DATASET ENTRIES:
↓↓↓

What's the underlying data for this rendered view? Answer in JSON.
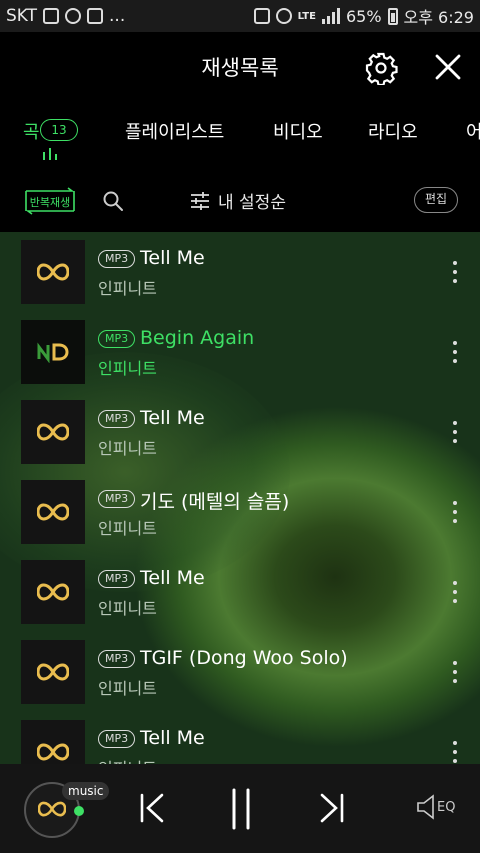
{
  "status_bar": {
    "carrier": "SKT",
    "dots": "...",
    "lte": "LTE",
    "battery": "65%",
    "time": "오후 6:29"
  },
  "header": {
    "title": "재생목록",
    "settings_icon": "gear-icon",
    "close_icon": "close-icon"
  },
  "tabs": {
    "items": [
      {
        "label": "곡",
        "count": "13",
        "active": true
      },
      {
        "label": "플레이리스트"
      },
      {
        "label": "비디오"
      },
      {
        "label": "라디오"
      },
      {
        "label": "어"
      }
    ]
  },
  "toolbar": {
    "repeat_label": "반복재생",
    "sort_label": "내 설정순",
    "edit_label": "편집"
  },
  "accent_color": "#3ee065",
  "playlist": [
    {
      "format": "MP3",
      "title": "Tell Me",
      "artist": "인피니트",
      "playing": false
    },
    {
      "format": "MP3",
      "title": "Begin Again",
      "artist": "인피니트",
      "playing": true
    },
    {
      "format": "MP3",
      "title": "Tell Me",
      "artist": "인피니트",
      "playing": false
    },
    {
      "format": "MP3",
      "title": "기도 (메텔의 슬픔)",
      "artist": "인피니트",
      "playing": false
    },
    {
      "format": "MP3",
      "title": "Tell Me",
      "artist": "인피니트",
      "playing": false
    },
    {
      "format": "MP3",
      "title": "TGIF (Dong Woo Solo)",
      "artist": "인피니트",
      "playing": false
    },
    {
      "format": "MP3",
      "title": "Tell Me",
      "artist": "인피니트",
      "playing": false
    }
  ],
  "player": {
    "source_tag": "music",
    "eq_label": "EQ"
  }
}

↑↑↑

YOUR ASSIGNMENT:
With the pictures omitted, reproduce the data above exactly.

ANSWER FOR THE TASK:
What's the underlying data for this rendered view? Answer in JSON.
{
  "status_bar": {
    "carrier": "SKT",
    "dots": "...",
    "lte": "LTE",
    "battery": "65%",
    "time": "오후 6:29"
  },
  "header": {
    "title": "재생목록",
    "settings_icon": "gear-icon",
    "close_icon": "close-icon"
  },
  "tabs": {
    "items": [
      {
        "label": "곡",
        "count": "13",
        "active": true
      },
      {
        "label": "플레이리스트"
      },
      {
        "label": "비디오"
      },
      {
        "label": "라디오"
      },
      {
        "label": "어"
      }
    ]
  },
  "toolbar": {
    "repeat_label": "반복재생",
    "sort_label": "내 설정순",
    "edit_label": "편집"
  },
  "accent_color": "#3ee065",
  "playlist": [
    {
      "format": "MP3",
      "title": "Tell Me",
      "artist": "인피니트",
      "playing": false
    },
    {
      "format": "MP3",
      "title": "Begin Again",
      "artist": "인피니트",
      "playing": true
    },
    {
      "format": "MP3",
      "title": "Tell Me",
      "artist": "인피니트",
      "playing": false
    },
    {
      "format": "MP3",
      "title": "기도 (메텔의 슬픔)",
      "artist": "인피니트",
      "playing": false
    },
    {
      "format": "MP3",
      "title": "Tell Me",
      "artist": "인피니트",
      "playing": false
    },
    {
      "format": "MP3",
      "title": "TGIF (Dong Woo Solo)",
      "artist": "인피니트",
      "playing": false
    },
    {
      "format": "MP3",
      "title": "Tell Me",
      "artist": "인피니트",
      "playing": false
    }
  ],
  "player": {
    "source_tag": "music",
    "eq_label": "EQ"
  }
}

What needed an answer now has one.